Stored entries:
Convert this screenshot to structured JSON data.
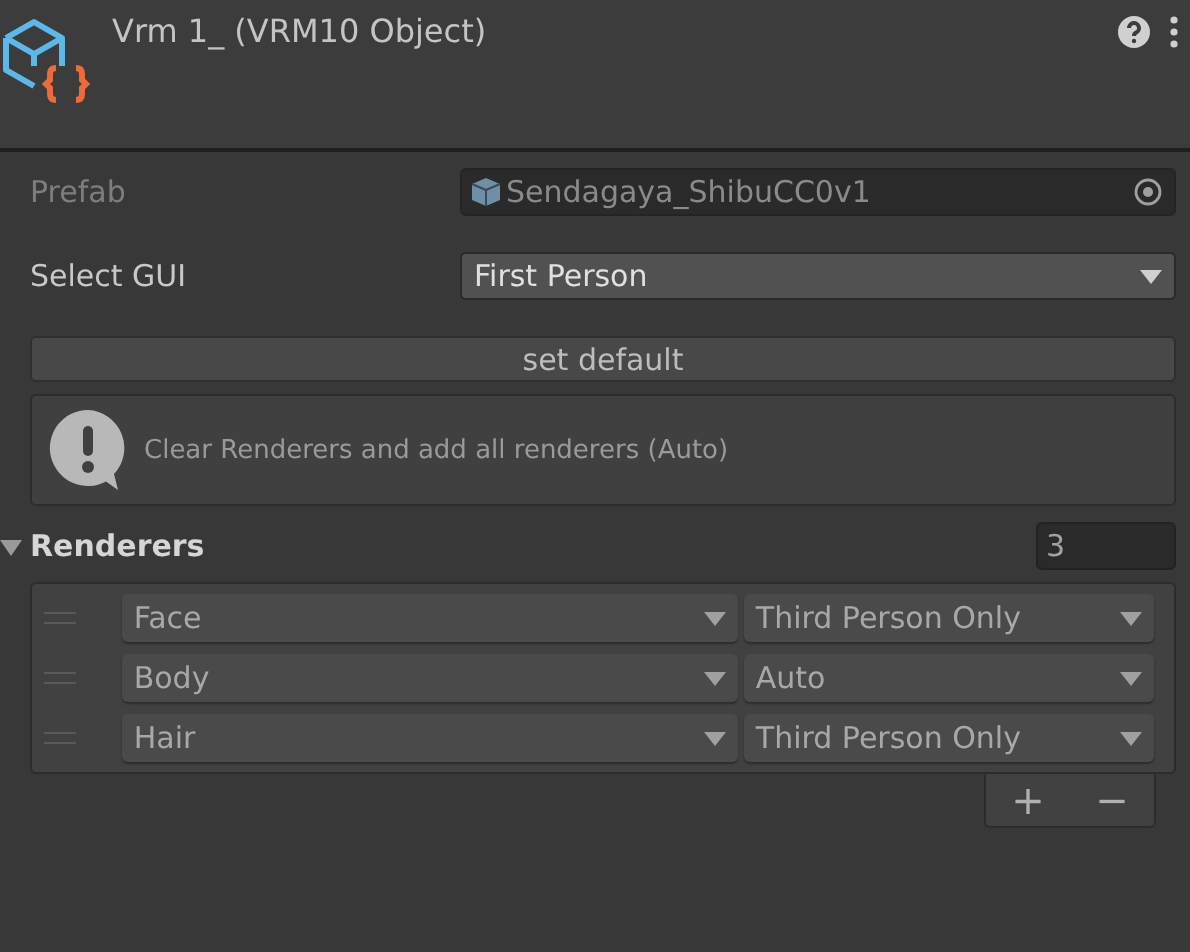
{
  "header": {
    "title": "Vrm 1_ (VRM10 Object)"
  },
  "fields": [
    {
      "kind": "object",
      "label": "Prefab",
      "value": "Sendagaya_ShibuCC0v1",
      "disabled": true
    },
    {
      "kind": "popup",
      "label": "Select GUI",
      "value": "First Person",
      "disabled": false
    }
  ],
  "button": "set default",
  "help_box": {
    "message": "Clear Renderers and add all renderers (Auto)"
  },
  "renderers": {
    "label": "Renderers",
    "expanded": true,
    "count": "3",
    "items": [
      {
        "renderer": "Face",
        "mode": "Third Person Only"
      },
      {
        "renderer": "Body",
        "mode": "Auto"
      },
      {
        "renderer": "Hair",
        "mode": "Third Person Only"
      }
    ],
    "footer": [
      "+",
      "−"
    ]
  }
}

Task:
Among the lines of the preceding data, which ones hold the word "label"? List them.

Answer to the exercise:
      "label": "Prefab",
      "label": "Select GUI",
    "label": "Renderers",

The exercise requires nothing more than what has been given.